Moving an Aging Parent from Long-Distance – Part XV


by Joy Loverde

So here we are, right in the middle of a house-sale transaction and one of the signers of the legal documents (Bill) has taken ill to the point where he is not capable right now of signing.

I’m not too worried about that because long ago, I had a conversation with Mom and Bill about getting their legal house in order, and they assured me that everything was in order – durable power of attorney for healthcare, durable power of attorney for finances, a will, and letters of instruction upon death. I was shown where the papers are kept (a fireproof safe in the closet), and for years had peace of mind that the paperwork was complete. Boy was I wrong.

My big mistake was not asking them to show me the actual original copies of the legal documents. I was not interested in reading them for the content but more importantly to bear witness of their existence. And my shortcomings have now come back to haunt me.

Bill’s incapacity means he can’t sign the house-sale documents.
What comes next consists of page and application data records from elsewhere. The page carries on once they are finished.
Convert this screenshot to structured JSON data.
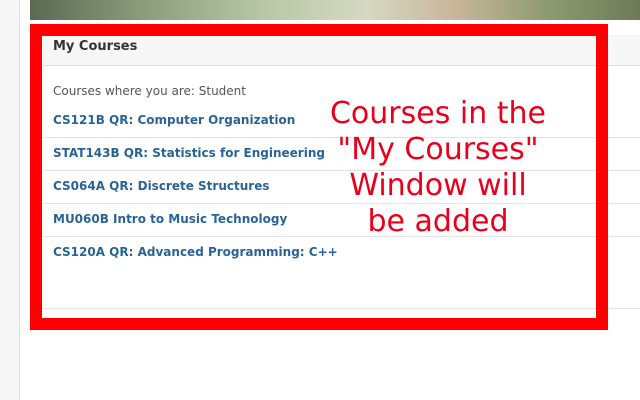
{
  "block": {
    "title": "My Courses",
    "role_line": "Courses where you are: Student",
    "courses": [
      "CS121B QR: Computer Organization",
      "STAT143B QR: Statistics for Engineering",
      "CS064A QR: Discrete Structures",
      "MU060B Intro to Music Technology",
      "CS120A QR: Advanced Programming: C++"
    ]
  },
  "annotation": {
    "lines": [
      "Courses in the",
      "\"My Courses\"",
      "Window will",
      "be added"
    ]
  },
  "colors": {
    "highlight": "#ff0000",
    "annotation_text": "#e8001c",
    "link": "#2a6496"
  }
}
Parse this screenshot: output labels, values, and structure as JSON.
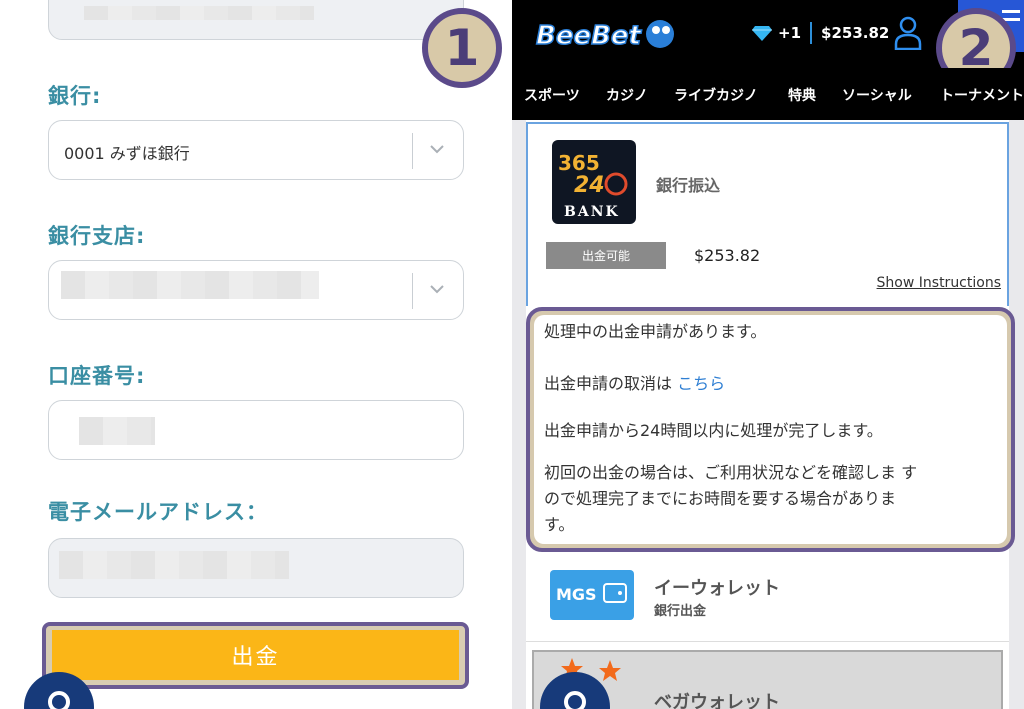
{
  "left_panel": {
    "badge_number": "1",
    "bank_label": "銀行:",
    "bank_value": "0001 みずほ銀行",
    "branch_label": "銀行支店:",
    "account_label": "口座番号:",
    "email_label": "電子メールアドレス：",
    "submit_label": "出金"
  },
  "right_panel": {
    "badge_number": "2",
    "header": {
      "gems": "+1",
      "balance": "$253.82"
    },
    "nav": [
      "スポーツ",
      "カジノ",
      "ライブカジノ",
      "特典",
      "ソーシャル",
      "トーナメント"
    ],
    "bank_method": {
      "name": "銀行振込",
      "status_tag": "出金可能",
      "amount": "$253.82",
      "show_instructions": "Show Instructions"
    },
    "notice": {
      "line1": "処理中の出金申請があります。",
      "line2_prefix": "出金申請の取消は",
      "line2_link": "こちら",
      "line3": "出金申請から24時間以内に処理が完了します。",
      "line4a": "初回の出金の場合は、ご利用状況などを確認しま す",
      "line4b": "ので処理完了までにお時間を要する場合がありま",
      "line4c": "す。"
    },
    "ewallet": {
      "title": "イーウォレット",
      "subtitle": "銀行出金"
    },
    "vega": {
      "title": "ベガウォレット"
    }
  },
  "colors": {
    "label_teal": "#3a8ea3",
    "submit_yellow": "#fbb617",
    "highlight_purple": "#6a5a93",
    "link_blue": "#2f7fd3",
    "menu_blue": "#2757d6"
  }
}
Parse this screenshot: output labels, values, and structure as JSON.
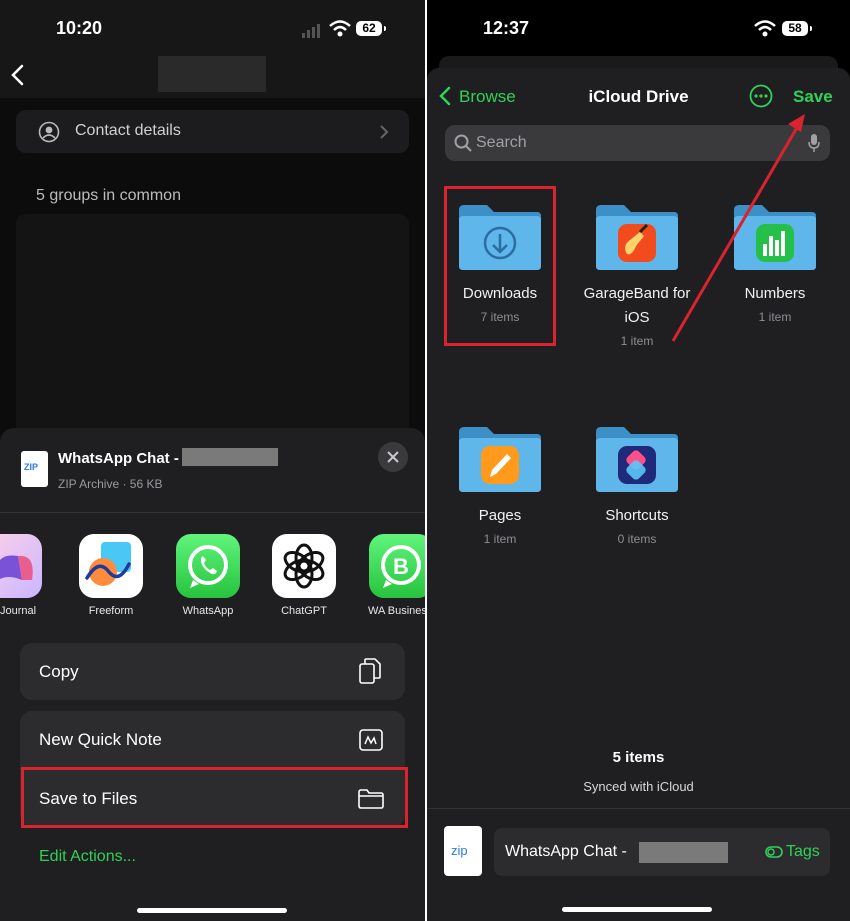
{
  "left": {
    "status": {
      "time": "10:20",
      "battery": "62"
    },
    "contact_details_label": "Contact details",
    "groups_in_common": "5 groups in common",
    "share": {
      "title": "WhatsApp Chat -",
      "subtitle": "ZIP Archive · 56 KB",
      "file_icon_text": "ZIP",
      "apps": [
        {
          "label": "Journal"
        },
        {
          "label": "Freeform"
        },
        {
          "label": "WhatsApp"
        },
        {
          "label": "ChatGPT"
        },
        {
          "label": "WA Business"
        }
      ],
      "actions": {
        "copy": "Copy",
        "new_quick_note": "New Quick Note",
        "save_to_files": "Save to Files",
        "edit_actions": "Edit Actions..."
      }
    }
  },
  "right": {
    "status": {
      "time": "12:37",
      "battery": "58"
    },
    "nav": {
      "back": "Browse",
      "title": "iCloud Drive",
      "save": "Save"
    },
    "search": {
      "placeholder": "Search"
    },
    "folders": [
      {
        "name": "Downloads",
        "count": "7 items"
      },
      {
        "name": "GarageBand for iOS",
        "count": "1 item"
      },
      {
        "name": "Numbers",
        "count": "1 item"
      },
      {
        "name": "Pages",
        "count": "1 item"
      },
      {
        "name": "Shortcuts",
        "count": "0 items"
      }
    ],
    "footer": {
      "count": "5 items",
      "sync": "Synced with iCloud"
    },
    "bottom": {
      "file_icon_text": "zip",
      "filename": "WhatsApp Chat -",
      "tags": "Tags"
    }
  },
  "colors": {
    "accent_green": "#30d158",
    "highlight_red": "#d9232f",
    "folder_blue": "#5fb6ea"
  }
}
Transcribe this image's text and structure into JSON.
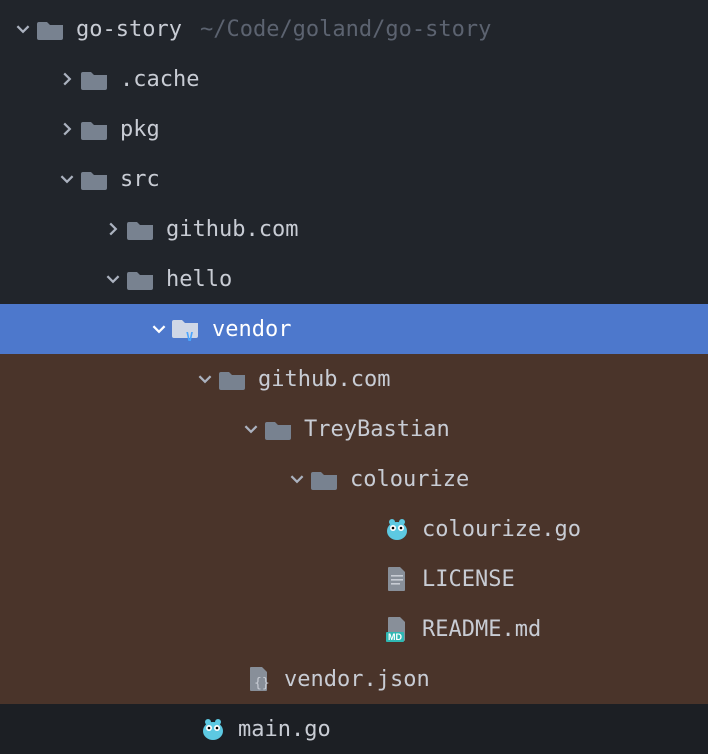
{
  "root": {
    "name": "go-story",
    "path_hint": "~/Code/goland/go-story"
  },
  "nodes": {
    "cache": ".cache",
    "pkg": "pkg",
    "src": "src",
    "github1": "github.com",
    "hello": "hello",
    "vendor": "vendor",
    "github2": "github.com",
    "trey": "TreyBastian",
    "colourize": "colourize",
    "colourize_go": "colourize.go",
    "license": "LICENSE",
    "readme": "README.md",
    "vendor_json": "vendor.json",
    "main_go": "main.go"
  }
}
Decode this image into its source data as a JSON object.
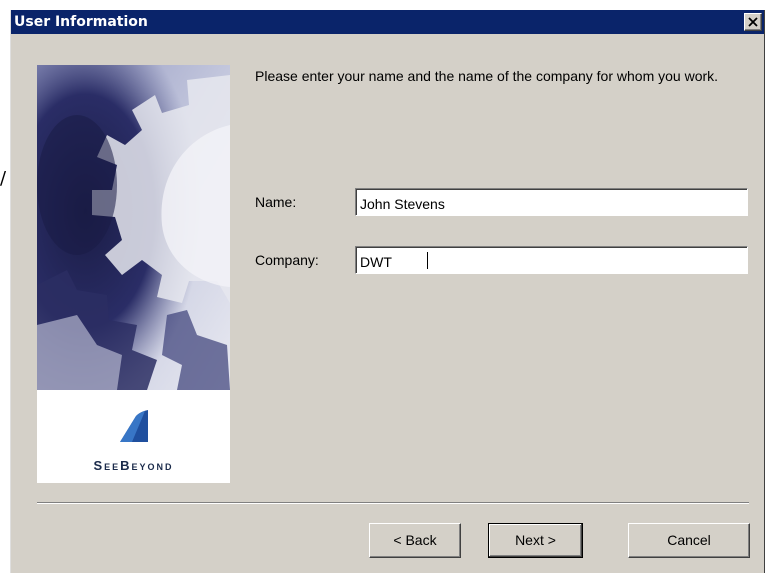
{
  "window": {
    "title": "User Information"
  },
  "stray_mark": "/",
  "side_panel": {
    "logo_text": "SeeBeyond"
  },
  "instructions": "Please enter your name and the name of the company for whom you work.",
  "form": {
    "name_label": "Name:",
    "name_value": "John Stevens",
    "company_label": "Company:",
    "company_value": "DWT"
  },
  "buttons": {
    "back": "< Back",
    "next": "Next >",
    "cancel": "Cancel"
  },
  "colors": {
    "titlebar": "#0a246a",
    "dialog_face": "#d4d0c8",
    "logo_blue": "#1f4f9e"
  }
}
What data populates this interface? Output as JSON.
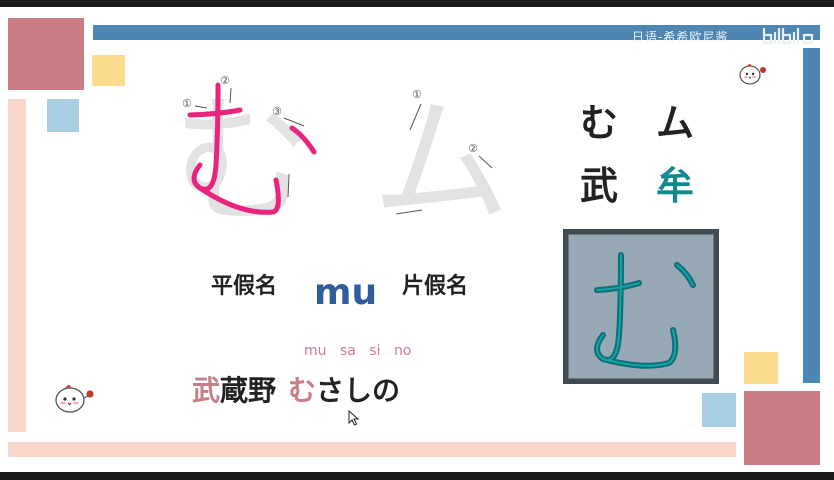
{
  "watermark": "日语-希希欧尼酱",
  "hiragana_label": "平假名",
  "katakana_label": "片假名",
  "romaji": "mu",
  "right_panel": {
    "hiragana": "む",
    "katakana": "ム",
    "hiragana_origin_kanji": "武",
    "katakana_origin_kanji": "牟"
  },
  "reading": [
    "mu",
    "sa",
    "si",
    "no"
  ],
  "example_word": {
    "kanji_highlight": "武",
    "kanji_rest": "蔵野",
    "kana_highlight": "む",
    "kana_rest": "さしの"
  },
  "stroke_numbers": {
    "hiragana": [
      "①",
      "②",
      "③"
    ],
    "katakana": [
      "①",
      "②"
    ]
  },
  "large_hiragana": "む",
  "large_katakana": "ム",
  "colors": {
    "rose": "#c97d85",
    "blue": "#4d86b3",
    "light_blue": "#a8cfe2",
    "yellow": "#fcdd90",
    "peach": "#f9d6cc",
    "magenta": "#e8247e",
    "teal": "#0f8a90"
  },
  "icons": [
    "chick-mascot-icon",
    "bilibili-logo-icon",
    "mouse-cursor-icon"
  ]
}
No problem as long as Mom can produce an ORIGINAL copy of the power-of-attorney that authorizes her to sign for Bill in his behalf. When Mom is asked to produce the document, she opens up the safe and lo and behold – every original copy of the legal documents is there except the very one that is needed right now to close the house sale deal which is Bill’s power of attorney.  Why it’s missing is a mystery to Mom. We can’t ask Bill where it is because at the moment is incapacitated to the point that he is unable to communicate. Mom and Bill’s house sale process has now come to a screeching halt. What a mess we now have on our hands.

The lesson here is this... make sure power of attorney documents have been established per home owner at the very beginning stages of the sale of the property. Should one of the home owners become incapacitated, the power of attorney can sign in his or her behalf. Producing the ORIGINAL copy of the power of attorney will avert guardian court proceedings in the event of incapacity.

We don’t know anything about the missing paperwork when Sharon picks up Mom at the airport and drives her to the hospital to see Bill. Everyone assumes the paperwork is in order and the immediate course of action to take right now is to tend to Bill. Mom’s already long and exhausting travel day ends at 1 a.m. when Sharon drops her off at the empty house. Lonely and scared, Mom calls me one last time before she falls asleep. I’m feeling overwhelmingly helpless right now, and I will be getting on the phone with the hospital discharge planner first thing in the morning. It’s never too early to begin the process of planning for a patient’s exit strategy. Where will Bill live now that Mom can no longer care for him?